Friendship Circle teen volunteer Allie Wiener plays with her buddy Sophie Gottfried. Friendship Circle pairs special needs children with teenage volunteers who mentor the youngsters.
Photo courtesy of Cindy Gottfried
One of the highlights of 8-year-old Sophie Gottfried’s week is spending time with her 17-year-old friend Allie Wiener. Despite their age difference, the two girls have an extraordinary bond.
“For Sophie, it has been life altering,” said her mother, Cindy Gottfried. “She has multiple disabilities, physical and communication disorders. She has friends at school, but she can’t meet up at the park for a play date. She doesn’t get invited to birthday parties or have the social opportunities that most kids take for granted.”
Sophie and Allie, who lives in Potomac, are part of Friendship Circle, an international Jewish organization that pairs teen volunteers with special needs children. The program is designed to encourage friendships with children who often experience isolation and loneliness because of physical and developmental disabilities. At the same time, the teen volunteers get a first-hand look at community service.
Rabbi Mendel Kaplan and his wife, Chana, of Potomac, founded Friendship Circle Maryland in 2007 as a way of giving back. “We both grew up in the Chabad [-Lubavitch] movement and it is very much about reaching out to other Jews, taking responsibility for others and being inclusive of others,” said Mendel Kaplan.
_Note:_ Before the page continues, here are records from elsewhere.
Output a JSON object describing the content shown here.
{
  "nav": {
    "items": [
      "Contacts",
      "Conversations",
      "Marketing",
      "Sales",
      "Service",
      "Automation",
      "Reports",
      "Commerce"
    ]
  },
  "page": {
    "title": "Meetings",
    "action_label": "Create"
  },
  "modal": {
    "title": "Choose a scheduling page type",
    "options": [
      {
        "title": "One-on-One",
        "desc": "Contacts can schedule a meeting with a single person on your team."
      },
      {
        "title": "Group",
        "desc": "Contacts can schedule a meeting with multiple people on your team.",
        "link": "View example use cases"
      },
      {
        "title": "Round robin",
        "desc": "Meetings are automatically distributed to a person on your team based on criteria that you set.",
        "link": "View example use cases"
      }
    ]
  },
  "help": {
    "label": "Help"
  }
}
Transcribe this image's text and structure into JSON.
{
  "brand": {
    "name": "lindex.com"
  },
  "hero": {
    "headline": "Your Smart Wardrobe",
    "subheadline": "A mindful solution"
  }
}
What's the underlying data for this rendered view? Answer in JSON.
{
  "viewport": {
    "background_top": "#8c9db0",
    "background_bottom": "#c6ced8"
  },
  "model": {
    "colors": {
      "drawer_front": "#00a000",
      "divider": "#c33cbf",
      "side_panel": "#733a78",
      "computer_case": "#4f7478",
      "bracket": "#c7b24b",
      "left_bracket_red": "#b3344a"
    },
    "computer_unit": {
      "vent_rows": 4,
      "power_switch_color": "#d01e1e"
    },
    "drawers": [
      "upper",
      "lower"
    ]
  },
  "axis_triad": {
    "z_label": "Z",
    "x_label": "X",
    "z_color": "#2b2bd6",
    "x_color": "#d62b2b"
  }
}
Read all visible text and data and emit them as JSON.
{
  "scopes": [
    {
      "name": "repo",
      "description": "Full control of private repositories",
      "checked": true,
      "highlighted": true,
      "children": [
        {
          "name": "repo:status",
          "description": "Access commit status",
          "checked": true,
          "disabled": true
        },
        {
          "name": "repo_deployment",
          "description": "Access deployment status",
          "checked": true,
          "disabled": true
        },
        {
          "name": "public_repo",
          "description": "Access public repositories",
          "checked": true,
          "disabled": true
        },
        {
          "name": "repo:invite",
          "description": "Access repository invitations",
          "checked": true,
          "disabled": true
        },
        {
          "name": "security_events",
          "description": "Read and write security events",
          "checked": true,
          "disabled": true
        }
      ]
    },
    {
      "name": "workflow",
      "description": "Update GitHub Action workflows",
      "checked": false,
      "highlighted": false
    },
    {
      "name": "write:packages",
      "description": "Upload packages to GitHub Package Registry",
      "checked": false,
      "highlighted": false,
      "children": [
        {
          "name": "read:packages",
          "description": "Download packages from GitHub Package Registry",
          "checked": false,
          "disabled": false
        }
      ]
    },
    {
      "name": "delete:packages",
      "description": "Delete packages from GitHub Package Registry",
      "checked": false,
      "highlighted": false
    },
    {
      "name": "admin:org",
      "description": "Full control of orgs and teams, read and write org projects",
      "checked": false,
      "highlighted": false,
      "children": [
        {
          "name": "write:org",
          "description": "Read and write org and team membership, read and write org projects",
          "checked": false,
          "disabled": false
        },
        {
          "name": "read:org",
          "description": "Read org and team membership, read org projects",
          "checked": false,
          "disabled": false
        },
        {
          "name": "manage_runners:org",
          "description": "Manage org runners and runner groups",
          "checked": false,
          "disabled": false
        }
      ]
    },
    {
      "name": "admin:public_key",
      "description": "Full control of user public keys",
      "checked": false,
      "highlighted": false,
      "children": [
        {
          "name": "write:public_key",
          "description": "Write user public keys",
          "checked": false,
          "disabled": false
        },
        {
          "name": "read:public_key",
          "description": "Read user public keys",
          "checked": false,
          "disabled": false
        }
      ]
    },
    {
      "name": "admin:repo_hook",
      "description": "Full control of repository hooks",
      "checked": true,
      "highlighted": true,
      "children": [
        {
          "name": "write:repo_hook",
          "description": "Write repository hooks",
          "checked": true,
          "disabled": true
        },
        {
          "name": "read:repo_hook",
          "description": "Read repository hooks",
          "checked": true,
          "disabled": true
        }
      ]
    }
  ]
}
“It has been an amazing journey,” said Chana Kaplan. “We’ve met incredible people. I’ve been touched by how the teens have shared with us how this has changed their lives.”
Ally Greenzaid, 16, a junior at Winston Churchill High School in Potomac, has been a Friendship Circle volunteer for three years. The experience has helped her overcome her misconceptions about those with special needs. “I’ve always been scared of people with disabilities, so I was tentative about volunteering,” said Ally. “But that changed when I saw the way that the kids look at life. It is different than how we look at life. The kids are so happy and always positive and always happy to be someplace.”
Not only are the children given opportunities to develop meaningful friendships and escape the loneliness and isolation that often come with having special needs, the teen volunteers learn about the power of benevolence and the importance of friendship in everyone’s lives.
“It’s impossible to measure who it benefits more, the kids with special needs or the teen volunteers,” said Chana Kaplan.
Chana Kaplan recruits volunteers through local Jewish day schools and youth groups, Jewish Community Centers (JCC) and elsewhere. Every volunteer undergoes an interview process and is required to provide references. “We try to do the best we can to vet the teens because if the teen commits to volunteering once a week with a child and doesn’t show up, the special needs child is very disappointed. But because we’re in a community, people know each other.”
She also makes sure the teens and children are compatible. “A lot goes into creating the match,” said Chana Kaplan. “We consider the personalities. The match has to work geographically. Do they live close to each other? Sometimes there is a waiting list, but we’ve had a 99.9 percent success rate. You create one match and it can last up to four years.”
The Kaplans say that Friendship Circle continues to grow and touch lives throughout the area. “The concept and need have been proven,” said Mendel Kaplan. “We’re at the point of having the right people involved and good talent on board that will take us to next level.
“We started with one or two families and a handful of volunteers,” he continued. “Today we have 230 volunteers and more than 100 children, teens and young adults.”
In addition to the weekly home visits, Friendship Circle offers other programs such as monthly group birthday parties for children; the Torah Circle, where the children and their teen friends spend time together learning about Jewish traditions through lively activities like music and fitness, and Friendship Shabbat where the families of both the volunteers and the special needs children spend time together during Shabbat dinners.
For Gottfried, who also has a 5-year-old son, seeing her daughter smile and play is priceless. “Even though Sophie doesn’t have a typical life, she is observant and she sees that her brother gets to have play dates,” she said. “When Allie comes, Sophie knows that Allie is there just to play with her. Allie is definitely part of our family. It’s a really positive connection.”